As a company we had been deepening our product dev expertise in health and, when we started to get jittery with how long we had been working on the body pose estimation tech, in hindsight a mistake, we pivoted to a health product. BTW, first lesson to take out: it’s not considered a pivot if you pull out way before failing. It’s more aptly called a waste of energy and bad planning. Regardless, a health pivot felt more aligned with our thinking at the time and also with the state of our tech. Being useful, human centric… We imagined building a business that uses computer vision to guide people through a set of exercises in various disciplines, yoga, tai-chi… physical rehabilitation. A personal trainer, Alexa style, after all why look at a screen when you can have a voice look at you, estimate your body pose against a database of masters, and tell you what pose to strike next. We called it Stand. [Screengrab of the site, now offline].

As a venture builder, most of the ventures we create will be nothing but learning exercises. Failing fast and sometimes not so fast. Expensive learning exercises at best. From a vision perspective it’s great to now see similar companies and concurrent goals come to life. It proves that our instinct is correct. You’re never alone with a good idea. Timing and luck play an important role. We tend to be early.

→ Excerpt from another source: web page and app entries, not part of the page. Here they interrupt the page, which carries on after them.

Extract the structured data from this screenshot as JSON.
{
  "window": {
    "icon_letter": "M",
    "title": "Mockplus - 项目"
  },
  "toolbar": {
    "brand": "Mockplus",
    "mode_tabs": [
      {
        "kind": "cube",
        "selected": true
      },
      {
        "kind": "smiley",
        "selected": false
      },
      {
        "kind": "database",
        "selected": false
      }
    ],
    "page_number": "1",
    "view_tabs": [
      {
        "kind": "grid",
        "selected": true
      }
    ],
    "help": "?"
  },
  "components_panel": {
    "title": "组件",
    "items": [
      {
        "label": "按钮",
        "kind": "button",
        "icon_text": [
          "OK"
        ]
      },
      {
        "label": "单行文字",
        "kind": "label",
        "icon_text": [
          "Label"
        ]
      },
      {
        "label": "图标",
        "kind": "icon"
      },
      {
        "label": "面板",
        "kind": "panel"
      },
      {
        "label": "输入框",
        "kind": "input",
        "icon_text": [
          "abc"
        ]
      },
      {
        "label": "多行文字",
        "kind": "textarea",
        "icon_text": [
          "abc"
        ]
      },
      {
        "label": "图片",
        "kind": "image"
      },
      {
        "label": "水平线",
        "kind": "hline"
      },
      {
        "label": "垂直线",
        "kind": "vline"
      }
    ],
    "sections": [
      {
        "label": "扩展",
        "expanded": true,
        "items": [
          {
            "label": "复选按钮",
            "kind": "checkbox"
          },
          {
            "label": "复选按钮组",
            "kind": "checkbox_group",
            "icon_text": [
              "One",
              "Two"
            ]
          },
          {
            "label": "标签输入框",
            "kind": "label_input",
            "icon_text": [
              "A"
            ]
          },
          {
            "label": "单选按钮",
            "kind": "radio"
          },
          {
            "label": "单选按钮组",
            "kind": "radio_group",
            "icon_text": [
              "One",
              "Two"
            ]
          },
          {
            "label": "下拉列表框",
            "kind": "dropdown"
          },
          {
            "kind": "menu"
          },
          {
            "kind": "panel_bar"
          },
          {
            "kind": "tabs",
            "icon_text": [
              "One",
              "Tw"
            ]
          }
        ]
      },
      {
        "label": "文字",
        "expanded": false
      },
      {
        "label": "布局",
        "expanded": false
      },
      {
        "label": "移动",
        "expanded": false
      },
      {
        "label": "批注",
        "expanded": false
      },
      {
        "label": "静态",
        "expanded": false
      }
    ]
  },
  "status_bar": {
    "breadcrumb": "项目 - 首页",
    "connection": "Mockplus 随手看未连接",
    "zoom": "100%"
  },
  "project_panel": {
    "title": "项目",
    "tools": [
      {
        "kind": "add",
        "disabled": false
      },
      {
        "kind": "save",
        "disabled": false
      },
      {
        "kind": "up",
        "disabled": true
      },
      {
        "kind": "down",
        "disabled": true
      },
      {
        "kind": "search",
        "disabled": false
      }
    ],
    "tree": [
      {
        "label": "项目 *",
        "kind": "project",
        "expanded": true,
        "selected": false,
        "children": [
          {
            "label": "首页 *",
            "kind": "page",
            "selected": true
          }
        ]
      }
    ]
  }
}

At a deeper level, what is at stake is a more meaningful interface between computers and humans. 10 years ago computers did not understand our voice, they could not recognise the world around them through imagery. Today they do so, and in many cases more accurately than us. The combination of more powerful machine learning models and the availability of data (our voice and imagery), has made computers better than us at specific tasks. Mechanisation created a new reality in the 18 and 19th centuries. Humans went from machines to machine minders. Mechanisation gave way to automation. A new age for mankind and the planet. Humans can just focus on being creatively human. As computers begin to see and hear more accurately than us, we will be able to shed layers of vulgar style, brand and performance and go straight to the core of what makes us unique, our emotional and health identity and our ability to dream. 

The future we have been working on and desire, is one where visions like the one of Glimpse and Stand become a reality. One to disrupt the fashion industry, the other a full body health companion. 

A surprisingly more planet centric reality, just around the corner.